The trio’s denomination is a condensed mix of “Schindler” and “Va Servito Ben Fresco”, the Austrian duo of Pröll and Winter (the translation from the Italian, for the inquisitive ones, is “It Must Be Served Quite Cold” – exactly as the proverbial revenge). This extensive set, taped in Munich, demonstrates how individual sentience, cohesive responsiveness and, icing on the cake, the knowledge of an instrument inside and out constitute the essentials of rewarding improvisation independently from a given expressive style.
Without recurring to overly allegorical Pindaric flights, let me just say that the last time in which this recording was enjoyed by yours truly was this very morning during a lengthy walk, subsequent to a night of rain and with the still-greyish sky opening to feeble rays of sun. In the middle of a bridge over the Tiber, glancing at the hovering circling seagulls, suddenly everything clicked. The smell of dampness and the honking cars didn’t matter anymore, as I was literally inhaling the instrumental scents coming from my headphones. The music adapted magnificently to both natural and urban elements, appearing endowed with the same values of a more-stimulating-than-usual quotidian flow. The existence of some sort of vital principle in the unlikely realms of metropolitan diversity, you know.

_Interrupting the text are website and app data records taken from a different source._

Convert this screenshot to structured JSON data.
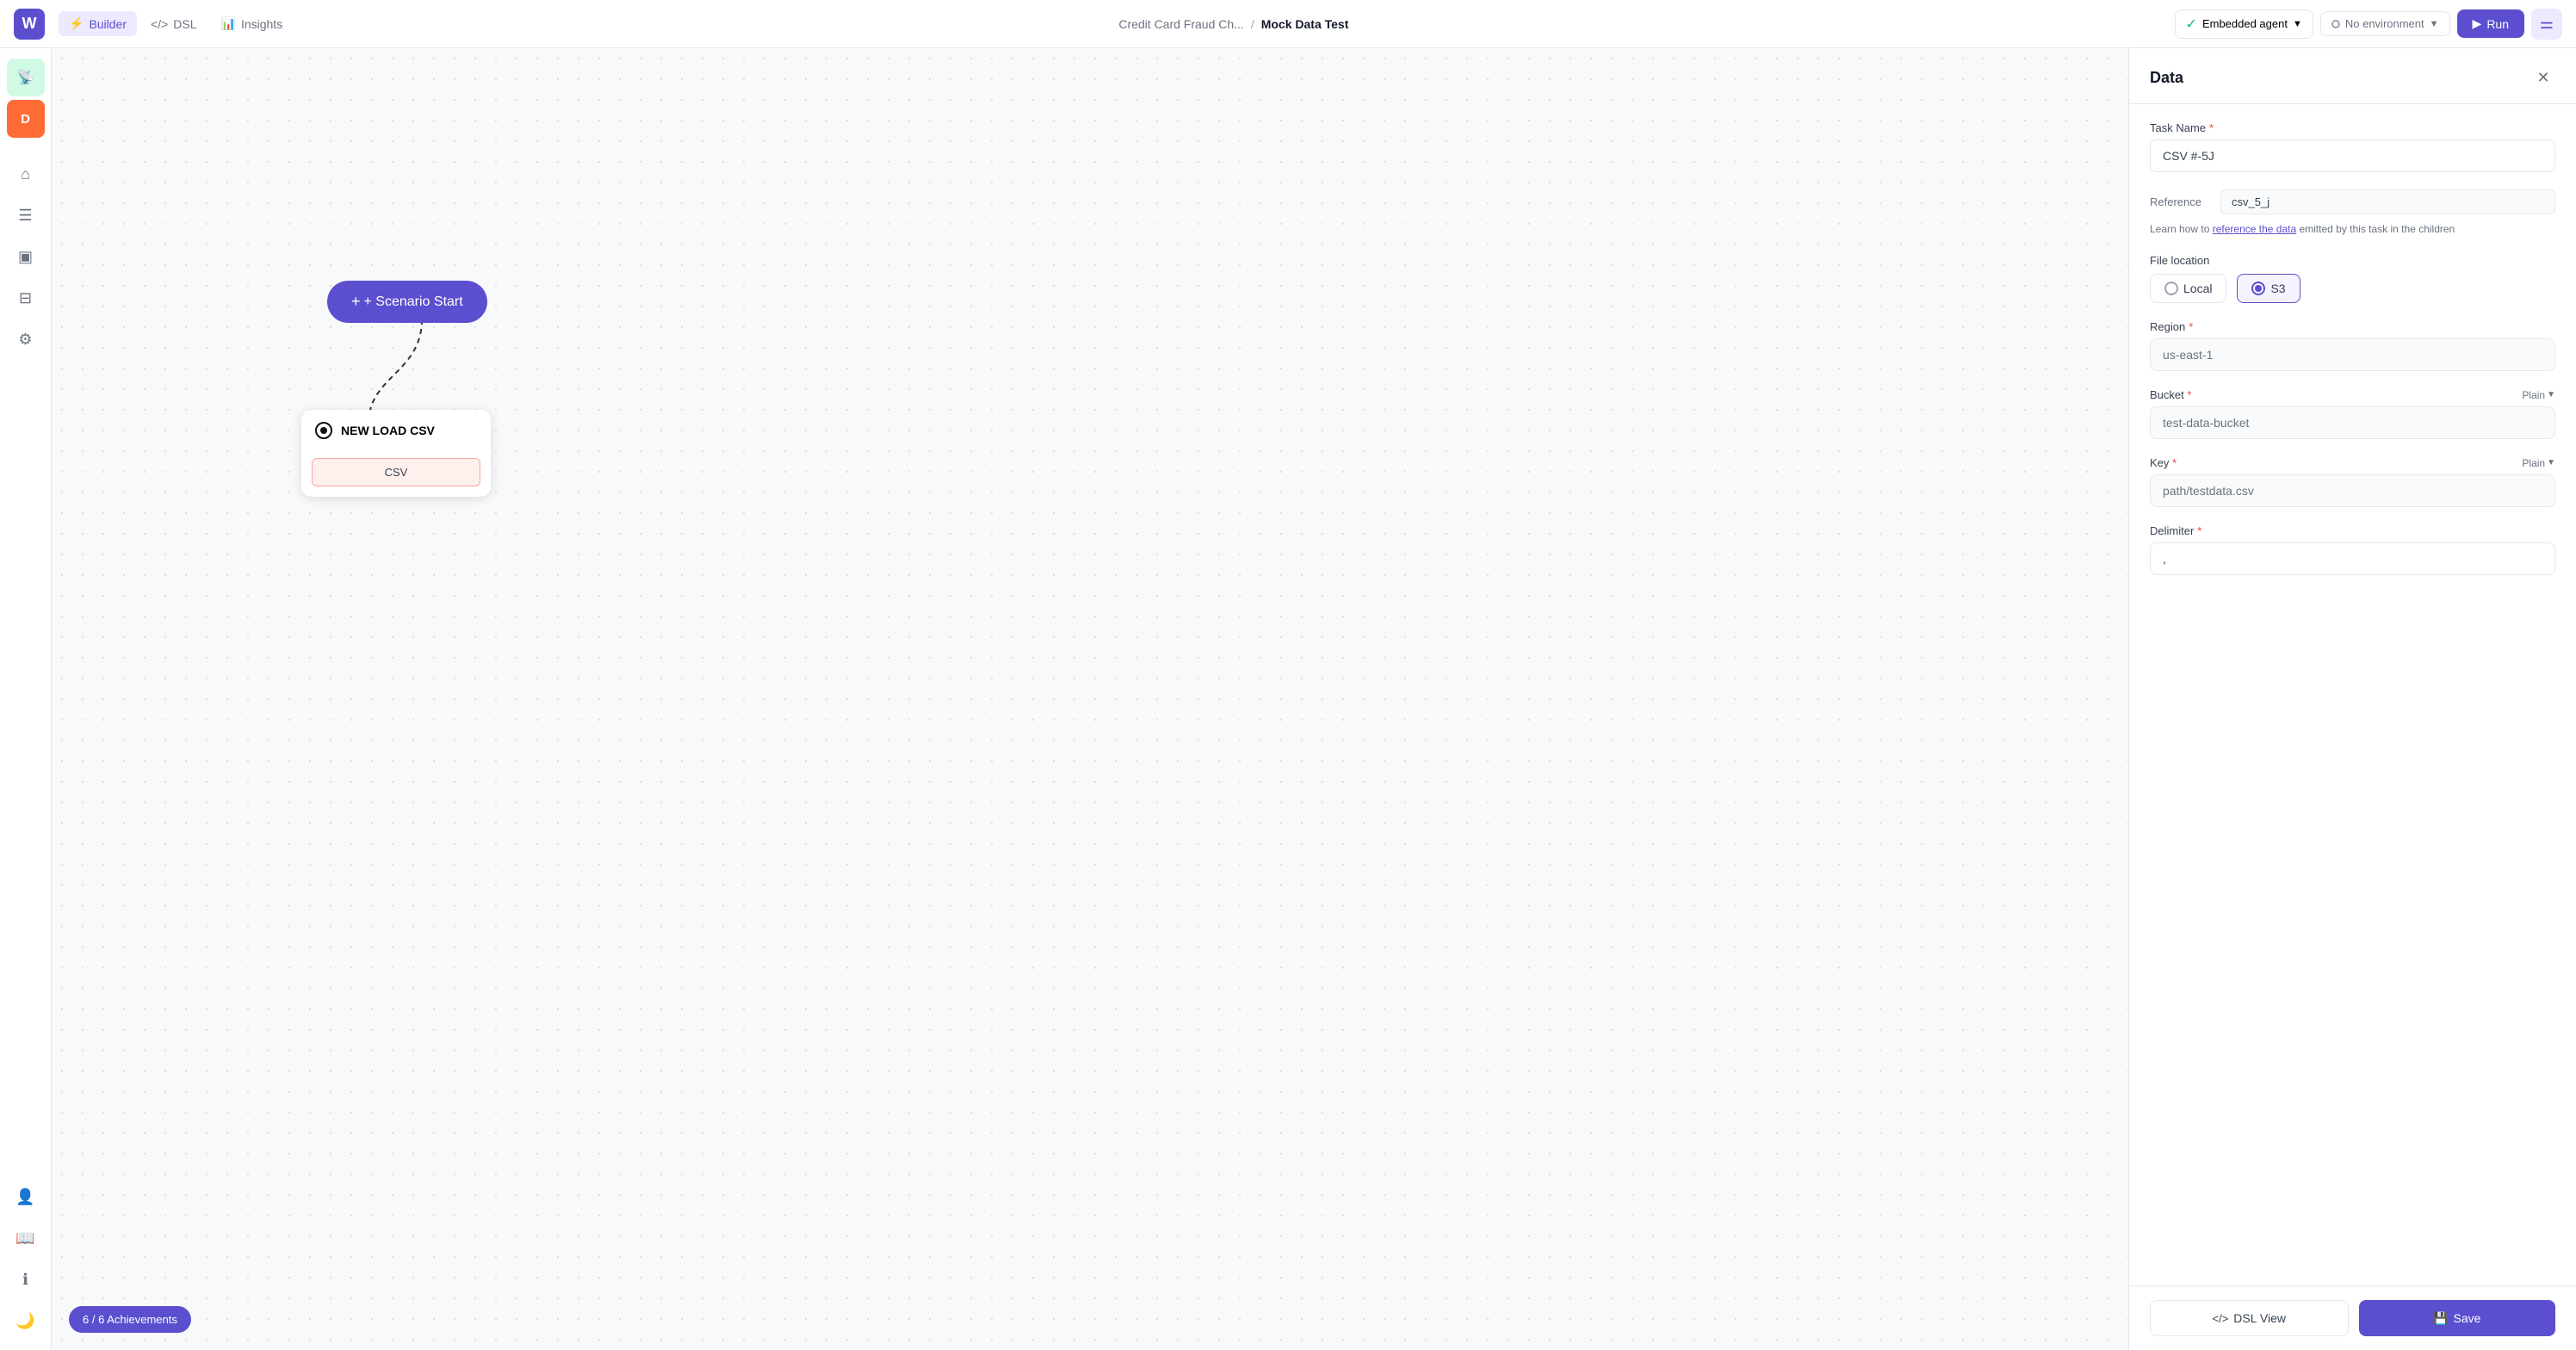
{
  "topbar": {
    "logo_letter": "W",
    "nav": {
      "builder_label": "Builder",
      "dsl_label": "DSL",
      "insights_label": "Insights"
    },
    "breadcrumb_parent": "Credit Card Fraud Ch...",
    "breadcrumb_sep": "/",
    "breadcrumb_current": "Mock Data Test",
    "agent_label": "Embedded agent",
    "env_label": "No environment",
    "run_label": "Run",
    "settings_icon": "⚙"
  },
  "sidebar": {
    "items": [
      {
        "icon": "📡",
        "name": "signal-icon",
        "active": true
      },
      {
        "icon": "D",
        "name": "d-icon",
        "orange": true
      },
      {
        "icon": "⌂",
        "name": "home-icon"
      },
      {
        "icon": "☰",
        "name": "list-icon"
      },
      {
        "icon": "▣",
        "name": "grid-icon"
      },
      {
        "icon": "⊞",
        "name": "layout-icon"
      },
      {
        "icon": "⚙",
        "name": "org-icon"
      },
      {
        "icon": "👤",
        "name": "user-icon"
      },
      {
        "icon": "📖",
        "name": "book-icon"
      },
      {
        "icon": "ℹ",
        "name": "info-icon"
      },
      {
        "icon": "🌙",
        "name": "moon-icon"
      }
    ],
    "achievements_label": "6 / 6 Achievements",
    "collapse_icon": "›"
  },
  "canvas": {
    "scenario_start_label": "+ Scenario Start",
    "node_title": "NEW LOAD CSV",
    "node_chip": "CSV"
  },
  "panel": {
    "title": "Data",
    "close_icon": "✕",
    "task_name_label": "Task Name",
    "task_name_required": "*",
    "task_name_value": "CSV #-5J",
    "reference_label": "Reference",
    "reference_value": "csv_5_j",
    "reference_help": "Learn how to reference the data emitted by this task in the children",
    "reference_help_link": "reference the data",
    "file_location_label": "File location",
    "file_location_local": "Local",
    "file_location_s3": "S3",
    "region_label": "Region",
    "region_required": "*",
    "region_value": "us-east-1",
    "bucket_label": "Bucket",
    "bucket_required": "*",
    "bucket_plain": "Plain",
    "bucket_value": "test-data-bucket",
    "key_label": "Key",
    "key_required": "*",
    "key_plain": "Plain",
    "key_value": "path/testdata.csv",
    "delimiter_label": "Delimiter",
    "delimiter_required": "*",
    "delimiter_value": ",",
    "dsl_view_label": "DSL View",
    "save_label": "Save",
    "dsl_icon": "<>",
    "save_icon": "💾"
  }
}
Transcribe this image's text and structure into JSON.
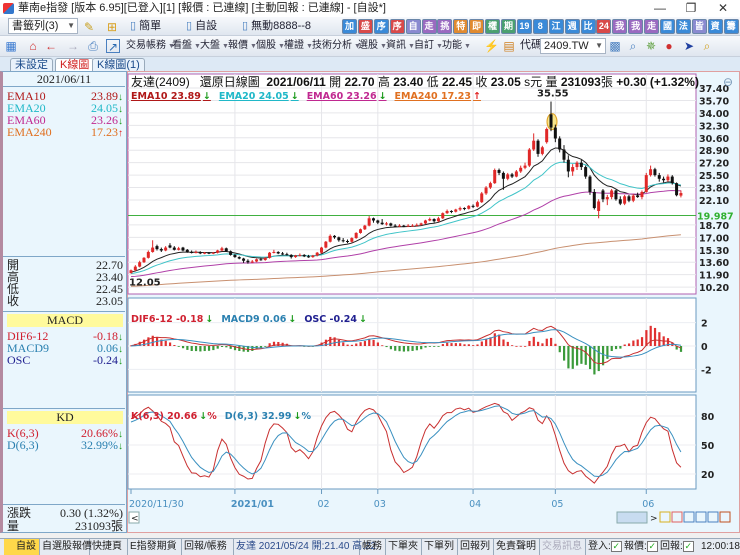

Voluble communicativeness, photographic detailing, ability of realizing when the moment is right to expel a sound or not, in order to transform that “something” into a passage that counts. Splendidly balanced alternance of dynamics – susurrations and undertones spinning around themselves to reach points of ever-intelligible turbulence and instability. Hints to somewhat “softer” typologies of free jazz attempting to gain centre stage before “neurotic calmness” is restored; subdued touches, subtle plucks, creaking strokes and perfect pitches recalling a forward-looking chamber ensemble.
Single voices that give the idea of decades of silent, concentrated training alone in a room, superior technique and throbbing of the internal organs equally audible. Musicians revealing definite aims even in their most unpremeditated movements, all three proficiently and uniquely aware. These four tracks put across all of the above and other welcome perceptions in a rather obscure collectible edition that fully deserves your care. By the way, we’re not finished with Herr Schindler yet: a toothsome sample of his first-class solo performances is going to be discussed herein as soon as possible.